Next up are Danish band 'The Kissaway Trail', who put in an entertainingly energetic performance. Creating the sort of expansive cacophony you'd expect from a band containing three guitarists, the live situation gives songs such as 'Smother + Evil = Hurt' and 'La La Song' a completely new dimension. They finish their set with a pounding rock 'n' roll ending so long it even includes an interval, which sees the band members raise placards aloft spelling out the message 'BELLA UNION ROCKS', along with a series of love hearts. It was a nice moment that summed up the whole ethos and strength of the label - the relationship between Bella Union and their artists is one of warmth and respect. The label has complete admiration for its bands, which inspires loyalty and trust in return. They're like one big, happy family.

The Dears then follow and tonight their soulful brand of alternative rock really cuts through, seeing them ultimately, and surprisingly, claiming the award for the band most likely to cause tinnitus. On stage they cut a peculiar dash; all six members (drummer and two female keyboard players included) lined up at the front, squaring up to the audience like a street gang containing members of Godspeed! and The Human League. Murray Lightburn's powerful vocal is typically passionate and, as strong as the temptation may be to defy Morley's wishes and compare them to every other band under the sun (The Smiths anyone?), it is evident from their live show that they really aren't quite like anyone else.

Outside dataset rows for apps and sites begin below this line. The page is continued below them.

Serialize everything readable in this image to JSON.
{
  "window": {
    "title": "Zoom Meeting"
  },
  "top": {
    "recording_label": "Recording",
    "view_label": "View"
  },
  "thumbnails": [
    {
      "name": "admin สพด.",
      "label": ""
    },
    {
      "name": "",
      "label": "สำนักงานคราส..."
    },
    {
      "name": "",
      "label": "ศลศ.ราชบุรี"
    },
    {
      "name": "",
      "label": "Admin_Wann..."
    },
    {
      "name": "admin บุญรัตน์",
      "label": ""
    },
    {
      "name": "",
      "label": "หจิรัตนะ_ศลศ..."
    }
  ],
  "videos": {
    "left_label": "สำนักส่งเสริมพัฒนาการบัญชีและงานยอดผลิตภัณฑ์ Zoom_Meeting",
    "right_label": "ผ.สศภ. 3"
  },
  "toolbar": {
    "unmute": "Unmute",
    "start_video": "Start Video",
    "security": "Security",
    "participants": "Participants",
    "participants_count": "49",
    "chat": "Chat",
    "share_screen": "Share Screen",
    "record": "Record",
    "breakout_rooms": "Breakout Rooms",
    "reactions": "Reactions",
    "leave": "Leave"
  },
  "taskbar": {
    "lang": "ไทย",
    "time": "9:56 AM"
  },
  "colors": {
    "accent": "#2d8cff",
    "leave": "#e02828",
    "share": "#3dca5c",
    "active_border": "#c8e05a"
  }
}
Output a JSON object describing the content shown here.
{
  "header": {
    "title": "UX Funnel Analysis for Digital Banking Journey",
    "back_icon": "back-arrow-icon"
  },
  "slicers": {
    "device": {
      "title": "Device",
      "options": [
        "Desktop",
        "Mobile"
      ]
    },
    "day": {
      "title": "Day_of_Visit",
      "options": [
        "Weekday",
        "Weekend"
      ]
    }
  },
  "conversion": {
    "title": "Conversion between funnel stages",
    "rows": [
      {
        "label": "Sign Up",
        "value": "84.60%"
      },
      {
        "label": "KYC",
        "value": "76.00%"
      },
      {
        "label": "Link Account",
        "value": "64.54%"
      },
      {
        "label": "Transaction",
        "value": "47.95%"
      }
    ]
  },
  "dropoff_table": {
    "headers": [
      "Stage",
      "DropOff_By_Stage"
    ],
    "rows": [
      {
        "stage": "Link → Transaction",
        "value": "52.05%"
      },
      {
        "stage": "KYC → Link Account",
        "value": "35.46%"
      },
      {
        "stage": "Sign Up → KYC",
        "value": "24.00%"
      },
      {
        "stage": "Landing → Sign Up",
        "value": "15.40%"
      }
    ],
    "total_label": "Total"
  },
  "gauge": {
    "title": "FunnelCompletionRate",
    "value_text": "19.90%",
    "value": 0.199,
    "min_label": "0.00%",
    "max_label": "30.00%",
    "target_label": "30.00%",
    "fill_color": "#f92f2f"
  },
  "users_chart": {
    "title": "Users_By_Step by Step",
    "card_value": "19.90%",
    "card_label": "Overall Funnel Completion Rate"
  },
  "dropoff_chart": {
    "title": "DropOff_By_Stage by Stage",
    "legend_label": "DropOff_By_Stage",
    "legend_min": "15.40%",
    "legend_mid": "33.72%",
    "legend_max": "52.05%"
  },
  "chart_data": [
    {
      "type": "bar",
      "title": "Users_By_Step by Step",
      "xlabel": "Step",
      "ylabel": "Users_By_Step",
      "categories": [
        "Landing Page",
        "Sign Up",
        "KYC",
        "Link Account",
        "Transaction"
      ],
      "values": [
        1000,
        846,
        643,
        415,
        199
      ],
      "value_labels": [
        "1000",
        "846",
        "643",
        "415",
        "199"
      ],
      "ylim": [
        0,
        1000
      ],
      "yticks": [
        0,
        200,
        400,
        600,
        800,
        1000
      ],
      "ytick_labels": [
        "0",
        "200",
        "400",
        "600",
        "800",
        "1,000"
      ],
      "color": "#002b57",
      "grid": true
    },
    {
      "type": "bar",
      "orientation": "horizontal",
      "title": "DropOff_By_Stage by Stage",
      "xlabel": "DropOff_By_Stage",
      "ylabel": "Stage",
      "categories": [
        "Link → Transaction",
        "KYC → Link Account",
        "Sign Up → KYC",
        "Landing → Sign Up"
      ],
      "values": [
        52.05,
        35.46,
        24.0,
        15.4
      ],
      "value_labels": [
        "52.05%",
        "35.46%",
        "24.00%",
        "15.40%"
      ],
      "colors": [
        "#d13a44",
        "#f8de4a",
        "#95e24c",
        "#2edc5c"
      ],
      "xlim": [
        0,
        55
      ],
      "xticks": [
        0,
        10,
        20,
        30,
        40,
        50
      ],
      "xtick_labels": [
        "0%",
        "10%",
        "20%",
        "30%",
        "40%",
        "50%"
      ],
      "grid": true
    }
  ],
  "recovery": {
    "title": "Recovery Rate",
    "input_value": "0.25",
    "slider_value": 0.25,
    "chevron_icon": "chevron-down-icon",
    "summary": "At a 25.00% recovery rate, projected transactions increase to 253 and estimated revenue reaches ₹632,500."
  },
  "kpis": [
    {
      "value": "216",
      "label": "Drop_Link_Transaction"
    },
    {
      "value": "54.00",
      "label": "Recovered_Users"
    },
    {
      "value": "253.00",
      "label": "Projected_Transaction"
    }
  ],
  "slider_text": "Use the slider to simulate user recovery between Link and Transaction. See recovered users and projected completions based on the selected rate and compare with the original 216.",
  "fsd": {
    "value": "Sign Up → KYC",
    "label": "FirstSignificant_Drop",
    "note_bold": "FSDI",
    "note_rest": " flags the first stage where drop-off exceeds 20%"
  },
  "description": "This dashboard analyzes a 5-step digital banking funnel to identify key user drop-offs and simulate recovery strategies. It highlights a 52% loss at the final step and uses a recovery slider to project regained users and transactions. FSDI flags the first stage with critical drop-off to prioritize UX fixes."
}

It is final act Midlake who provide the night's real surprises however, in the form of appearances from label boss Raymonde, a vocal outing for Stephanie Dosen, and a special guest spot for Romeo Stodart of The Magic Numbers, who joins the band for 'Roscoe'. That isn't all they have up their sleeves though; the biggest treat is reserved for the appearance of Paul Weller, who plays and co-sings a pumped-up version of 'Young Bride'. A real coup for the band and a fitting gift for both label and audience, it is a moment that helps prove that Weller's legend extends far beyond mere Modfatherhood.

As proceedings end in celebratory mood, the evening's showcase proves that, as a label, Bella Union is not just important - it's vital. Let's just pray it is still going strong in another ten years.